Many people here in San Antonio probably remember reading news reports last spring about a hospital in Victoria, Texas, banning obese people from employment.
At the time, the hospital said it made the decision because it is a health care facility and its employees must represent a healthy lifestyle. Before it could be legally challenged, the negative publicity ultimately led the hospital to step back from the policy. Nonetheless, as the U.S. continues to battle an obesity epidemic--with 36 percent of all adults in the country considered obese--this is becoming an issue with which many employees grapple. Some employers might want to keep their health care costs down by discriminating against overweight job applicants, but is weight discrimination legal?
Weight is not a protected class in federal anti-discrimination laws.

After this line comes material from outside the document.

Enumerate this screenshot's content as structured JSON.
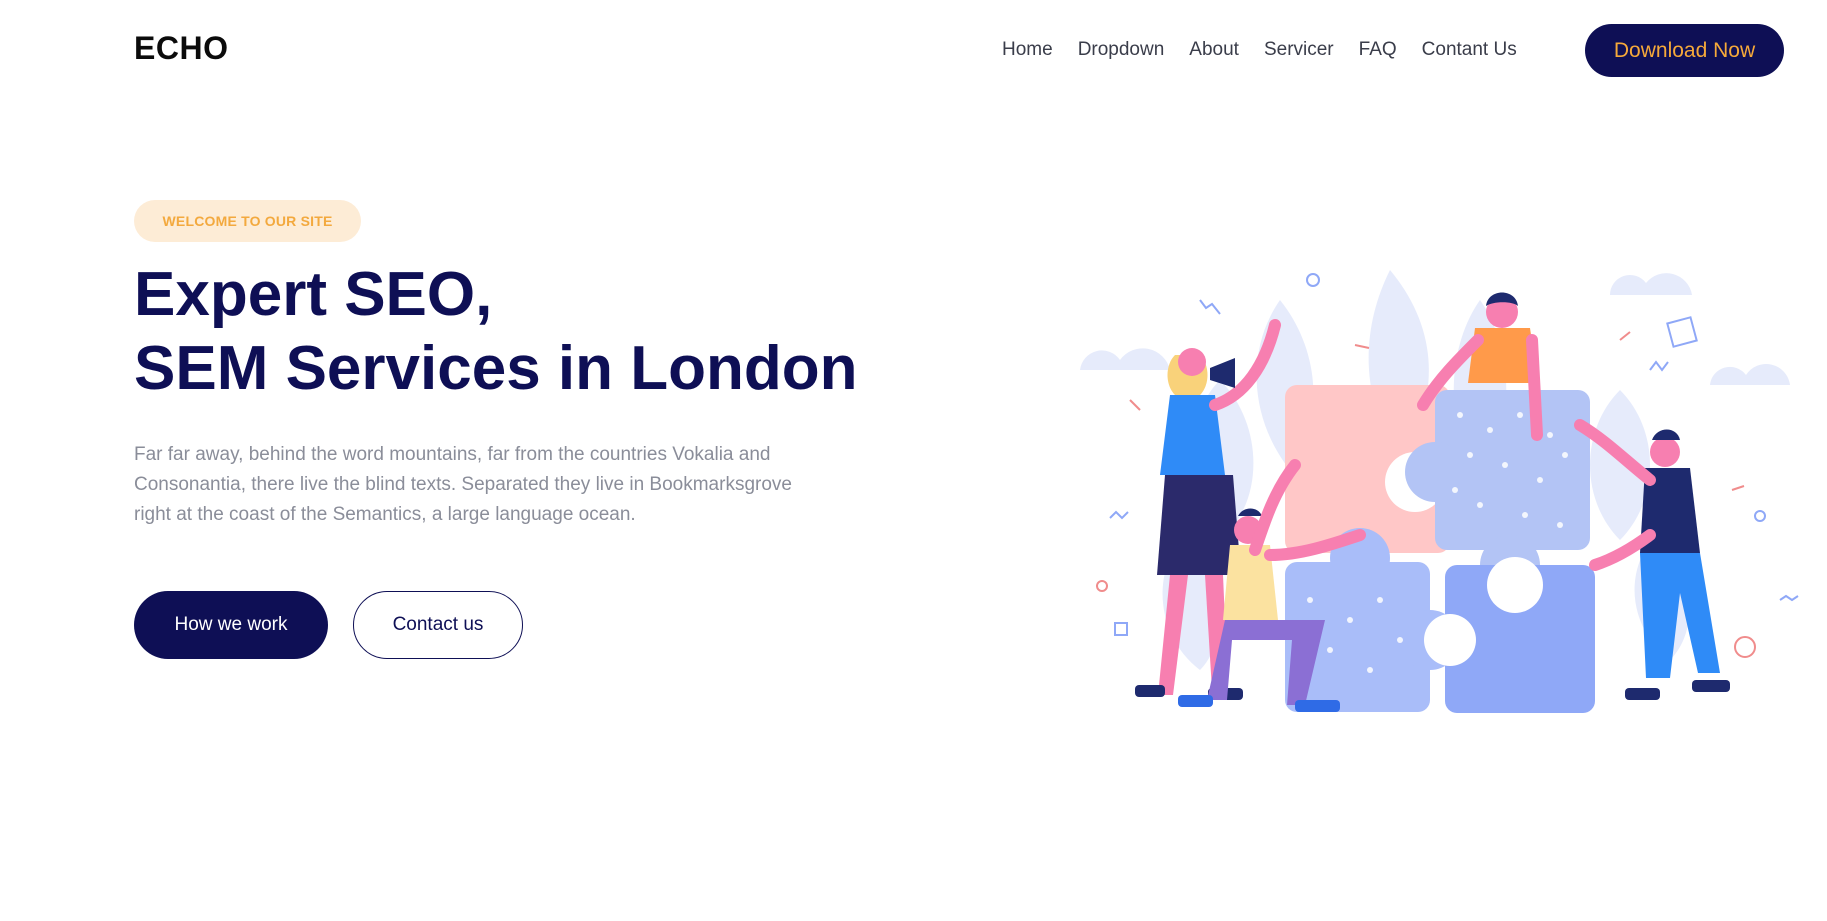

However, a few cities and one state do specifically ban employers from discriminating against overweight workers, but we do not have a policy like this here in Texas.
However, under the Americans with Disabilities Act, employers cannot base hiring, firing or other job decisions based on disability, and in some cases obesity is considered a disability. One must be diagnosed as morbidly obese to be considered disabled. Nonetheless, there are a number of weight related conditions, such as diabetes and heart-disease, which would also provide ADA-protection to an employee or job applicant.

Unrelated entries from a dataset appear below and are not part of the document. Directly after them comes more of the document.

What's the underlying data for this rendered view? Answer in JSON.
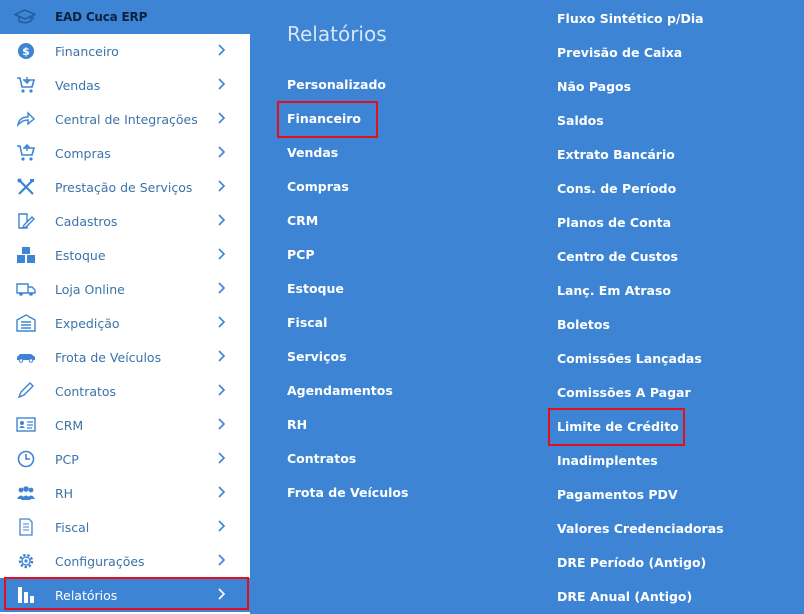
{
  "app": {
    "title": "EAD Cuca ERP"
  },
  "sidebar": {
    "items": [
      {
        "label": "Financeiro",
        "icon": "dollar-icon"
      },
      {
        "label": "Vendas",
        "icon": "cart-icon"
      },
      {
        "label": "Central de Integrações",
        "icon": "share-icon"
      },
      {
        "label": "Compras",
        "icon": "cart-icon"
      },
      {
        "label": "Prestação de Serviços",
        "icon": "tools-icon"
      },
      {
        "label": "Cadastros",
        "icon": "edit-icon"
      },
      {
        "label": "Estoque",
        "icon": "boxes-icon"
      },
      {
        "label": "Loja Online",
        "icon": "truck-icon"
      },
      {
        "label": "Expedição",
        "icon": "warehouse-icon"
      },
      {
        "label": "Frota de Veículos",
        "icon": "car-icon"
      },
      {
        "label": "Contratos",
        "icon": "pen-icon"
      },
      {
        "label": "CRM",
        "icon": "id-card-icon"
      },
      {
        "label": "PCP",
        "icon": "clock-icon"
      },
      {
        "label": "RH",
        "icon": "users-icon"
      },
      {
        "label": "Fiscal",
        "icon": "document-icon"
      },
      {
        "label": "Configurações",
        "icon": "gear-icon"
      },
      {
        "label": "Relatórios",
        "icon": "bar-chart-icon",
        "active": true
      }
    ]
  },
  "main": {
    "title": "Relatórios",
    "column1": [
      "Personalizado",
      "Financeiro",
      "Vendas",
      "Compras",
      "CRM",
      "PCP",
      "Estoque",
      "Fiscal",
      "Serviços",
      "Agendamentos",
      "RH",
      "Contratos",
      "Frota de Veículos"
    ],
    "column2": [
      "Fluxo Sintético p/Dia",
      "Previsão de Caixa",
      "Não Pagos",
      "Saldos",
      "Extrato Bancário",
      "Cons. de Período",
      "Planos de Conta",
      "Centro de Custos",
      "Lanç. Em Atraso",
      "Boletos",
      "Comissões Lançadas",
      "Comissões A Pagar",
      "Limite de Crédito",
      "Inadimplentes",
      "Pagamentos PDV",
      "Valores Credenciadoras",
      "DRE Período (Antigo)",
      "DRE Anual (Antigo)"
    ]
  },
  "colors": {
    "accent": "#3d85d4",
    "highlight": "#e3101b",
    "sidebar_text": "#3c73a8"
  }
}
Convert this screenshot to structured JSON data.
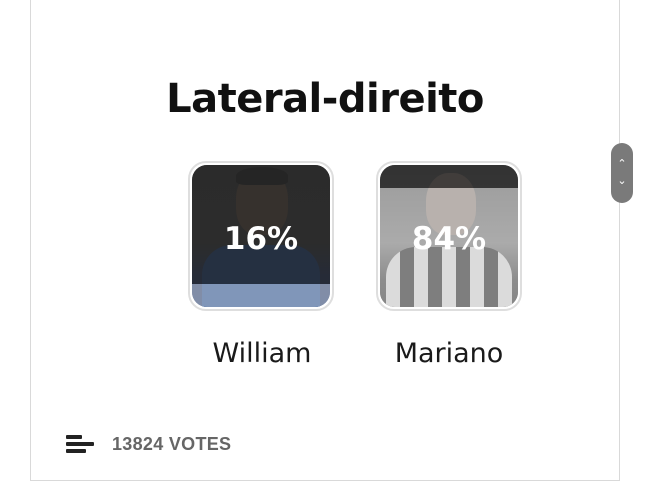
{
  "poll": {
    "title": "Lateral-direito",
    "options": [
      {
        "name": "William",
        "percent_label": "16%",
        "percent": 16
      },
      {
        "name": "Mariano",
        "percent_label": "84%",
        "percent": 84
      }
    ],
    "votes_label": "13824 VOTES"
  },
  "scroll_buttons": {
    "up": "⌃",
    "down": "⌄"
  },
  "icons": [
    "bar-chart-icon",
    "chevron-up-icon",
    "chevron-down-icon"
  ],
  "colors": {
    "title": "#111111",
    "votes_text": "#666666",
    "overlay": "#282828"
  }
}
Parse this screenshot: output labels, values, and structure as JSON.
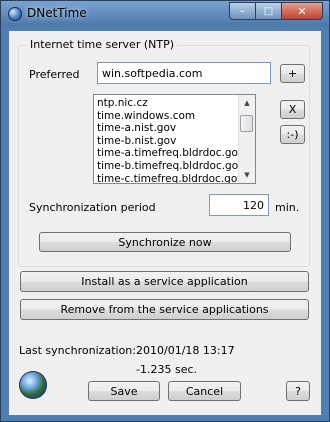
{
  "window": {
    "title": "DNetTime",
    "caption": {
      "minimize": "–",
      "maximize": "□",
      "close": "✕"
    }
  },
  "ntp": {
    "group_title": "Internet time server (NTP)",
    "preferred_label": "Preferred",
    "preferred_value": "win.softpedia.com",
    "add_button": "+",
    "remove_button": "X",
    "smiley_button": ":-)",
    "servers": [
      "ntp.nic.cz",
      "time.windows.com",
      "time-a.nist.gov",
      "time-b.nist.gov",
      "time-a.timefreq.bldrdoc.gov",
      "time-b.timefreq.bldrdoc.gov",
      "time-c.timefreq.bldrdoc.gov"
    ]
  },
  "sync": {
    "period_label": "Synchronization period",
    "period_value": "120",
    "period_unit": "min.",
    "sync_now_button": "Synchronize now"
  },
  "service": {
    "install_button": "Install as a service application",
    "remove_button": "Remove from the service applications"
  },
  "status": {
    "last_sync_label": "Last synchronization:",
    "last_sync_datetime": "2010/01/18 13:17",
    "offset": "-1.235 sec."
  },
  "footer": {
    "save_button": "Save",
    "cancel_button": "Cancel",
    "help_button": "?"
  },
  "icons": {
    "app": "globe-icon",
    "footer": "globe-icon"
  }
}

Furthermore, women are more likely to be discriminated against because of weight than men. In these cases, this could also be called sex discrimination, which is illegal.
So, in conclusion, there is no clear answer as to whether an employer can legally discriminate against a worker or applicant because of his or her weight. In many cases, it would be illegal because it would fall under a tangential category of discrimination. Therefore, employers would wish to encourage healthy weights would be smart to do so by maintaining a healthy workplace culture, not by firing or refusing employment to those who struggle with their weight. And, those who think they have been discriminated against due to their waistline may be wise to seek legal advice.
Source: Business Management Daily, "Cutting the Fat: Can Employers Just Say 'No' to Obese Applicants," Pat Didomenico, Sept. 28, 2012